Pioneering automotive engineer Henry Ford held many patents on automotive mechanisms, but is best remembered for helping devise the factory assembly approach to production that revolutionized the auto industry by greatly reducing the time required to assemble a car.
Born in Wayne County, Michigan, Ford showed an early interest in mechanics, constructing his first steam engine at the age of 15. In 1893 he built his first internal combustion engine, a small one-cylinder gasoline model, and in 1896 he built his first automobile.
In June 1903 Ford helped establish Ford Motor Company. He served as president of the company from 1906 to 1919 and from 1943 to 1945.
In addition to earning numerous patents on auto mechanisms, Ford served as a vice president of the Society of Automotive Engineers when it was founded in 1905 to standardize U.S. automotive parts. 1
Shamefully, Ford was an anti-Semitic and Nazi sympathizer. Comparable to Thomas Jefferson having slaves; it is paradoxical that Henry Ford (considered to be one of America’s greatest minds) should also be preoccupied with racism.
Fuel of the Future
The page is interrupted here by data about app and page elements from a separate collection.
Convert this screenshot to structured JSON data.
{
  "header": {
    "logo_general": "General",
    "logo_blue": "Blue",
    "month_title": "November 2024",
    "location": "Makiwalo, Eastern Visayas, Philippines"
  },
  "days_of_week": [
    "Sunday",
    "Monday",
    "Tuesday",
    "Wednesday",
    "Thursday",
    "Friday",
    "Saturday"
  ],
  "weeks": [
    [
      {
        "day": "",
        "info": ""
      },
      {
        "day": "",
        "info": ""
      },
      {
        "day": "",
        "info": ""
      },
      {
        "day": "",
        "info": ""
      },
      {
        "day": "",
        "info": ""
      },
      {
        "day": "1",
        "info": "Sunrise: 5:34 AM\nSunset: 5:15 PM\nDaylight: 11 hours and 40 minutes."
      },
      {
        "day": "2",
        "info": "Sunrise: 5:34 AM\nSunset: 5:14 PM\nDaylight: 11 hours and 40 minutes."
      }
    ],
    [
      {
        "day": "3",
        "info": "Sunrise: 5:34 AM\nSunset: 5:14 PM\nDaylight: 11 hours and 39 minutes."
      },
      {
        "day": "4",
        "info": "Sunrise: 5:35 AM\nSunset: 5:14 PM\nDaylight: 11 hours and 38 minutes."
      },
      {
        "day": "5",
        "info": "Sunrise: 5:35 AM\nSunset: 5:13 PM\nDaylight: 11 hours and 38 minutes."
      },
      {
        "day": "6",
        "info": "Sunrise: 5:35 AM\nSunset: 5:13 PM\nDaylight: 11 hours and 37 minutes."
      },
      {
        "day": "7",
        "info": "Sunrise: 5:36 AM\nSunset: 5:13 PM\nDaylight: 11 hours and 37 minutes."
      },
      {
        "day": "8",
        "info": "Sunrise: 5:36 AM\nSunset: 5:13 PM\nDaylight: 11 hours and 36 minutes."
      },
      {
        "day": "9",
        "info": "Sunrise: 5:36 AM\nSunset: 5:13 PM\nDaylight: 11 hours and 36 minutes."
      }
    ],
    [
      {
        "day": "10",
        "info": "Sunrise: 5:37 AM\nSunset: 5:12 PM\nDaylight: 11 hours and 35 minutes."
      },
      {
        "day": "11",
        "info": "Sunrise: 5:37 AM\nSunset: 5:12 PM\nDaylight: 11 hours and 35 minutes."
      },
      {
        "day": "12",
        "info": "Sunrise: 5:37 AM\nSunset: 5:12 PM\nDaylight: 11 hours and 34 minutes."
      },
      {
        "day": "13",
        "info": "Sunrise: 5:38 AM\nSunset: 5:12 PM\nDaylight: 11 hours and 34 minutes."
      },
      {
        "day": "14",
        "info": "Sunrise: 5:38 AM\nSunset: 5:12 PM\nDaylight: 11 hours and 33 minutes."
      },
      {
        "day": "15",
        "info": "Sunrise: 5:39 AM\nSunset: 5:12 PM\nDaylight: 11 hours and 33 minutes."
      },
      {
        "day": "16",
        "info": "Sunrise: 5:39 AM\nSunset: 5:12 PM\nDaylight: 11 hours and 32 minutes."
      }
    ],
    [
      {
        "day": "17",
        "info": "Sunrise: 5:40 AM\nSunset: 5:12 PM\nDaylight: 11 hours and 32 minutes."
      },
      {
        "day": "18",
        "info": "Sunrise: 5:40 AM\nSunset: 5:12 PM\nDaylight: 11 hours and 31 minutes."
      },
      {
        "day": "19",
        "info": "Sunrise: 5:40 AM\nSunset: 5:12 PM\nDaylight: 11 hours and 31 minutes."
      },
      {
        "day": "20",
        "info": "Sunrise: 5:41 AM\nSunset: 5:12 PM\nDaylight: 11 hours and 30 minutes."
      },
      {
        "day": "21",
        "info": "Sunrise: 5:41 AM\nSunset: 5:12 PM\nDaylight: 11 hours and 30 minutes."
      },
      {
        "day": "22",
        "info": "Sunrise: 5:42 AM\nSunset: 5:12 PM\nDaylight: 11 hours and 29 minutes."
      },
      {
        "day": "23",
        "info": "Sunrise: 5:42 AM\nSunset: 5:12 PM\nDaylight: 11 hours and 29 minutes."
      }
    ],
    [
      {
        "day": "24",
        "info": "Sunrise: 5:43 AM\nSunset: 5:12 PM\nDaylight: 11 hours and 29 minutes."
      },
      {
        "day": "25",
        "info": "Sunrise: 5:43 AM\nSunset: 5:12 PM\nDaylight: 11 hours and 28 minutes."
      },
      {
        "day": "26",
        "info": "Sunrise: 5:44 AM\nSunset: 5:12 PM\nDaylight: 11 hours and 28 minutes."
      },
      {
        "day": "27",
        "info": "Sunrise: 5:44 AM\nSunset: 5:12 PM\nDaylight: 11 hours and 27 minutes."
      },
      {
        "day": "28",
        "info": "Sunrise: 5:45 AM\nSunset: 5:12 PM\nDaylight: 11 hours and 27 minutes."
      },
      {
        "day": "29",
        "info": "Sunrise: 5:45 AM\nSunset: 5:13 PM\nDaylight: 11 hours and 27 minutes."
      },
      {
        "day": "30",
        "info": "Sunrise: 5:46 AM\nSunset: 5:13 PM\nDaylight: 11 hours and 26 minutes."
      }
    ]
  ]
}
When Henry Ford told a New York Times reporter that ethyl alcohol was “the fuel of the future” in 1925, he was expressing an opinion that was widely shared in the automotive industry. “The fuel of the future is going to come from fruit like that sumach out by the road, or from apples, weeds, sawdust — almost anything,” he said. “There is fuel in every bit of vegetable matter that can be fermented. There’s enough alcohol in one year’s yield of an acre of potatoes to drive the machinery necessary to cultivate the fields for a hundred years.”
Ford recognized the utility of the hemp plant. He constructed a car of resin stiffened hemp fiber, and even ran the car on ethanol made from hemp. Ford knew that hemp could produce vast economic resources if widely cultivated.
Ford’s optimistic appraisal of cellulose and crop based ethyl alcohol fuel can be read in several ways. First, it can be seen as an oblique jab at a competitor. General Motors had come to considerable grief that summer of 1925 over another octane boosting fuel called tetra-ethyl lead, and government officials had been quietly in touch with Ford engineers about alternatives to leaded gasoline additives. Secondly, by 1925 the American farms that Ford loved were facing an economic crisis that would later intensify with the depression. Although the causes of the crisis were complex, one possible solution was seen in creating new markets for farm products. With Ford’s financial and political backing, the idea of opening up industrial markets for farmers would be translated into a broad movement for scientific research in agriculture that would be labelled “Farm Chemurgy.” 2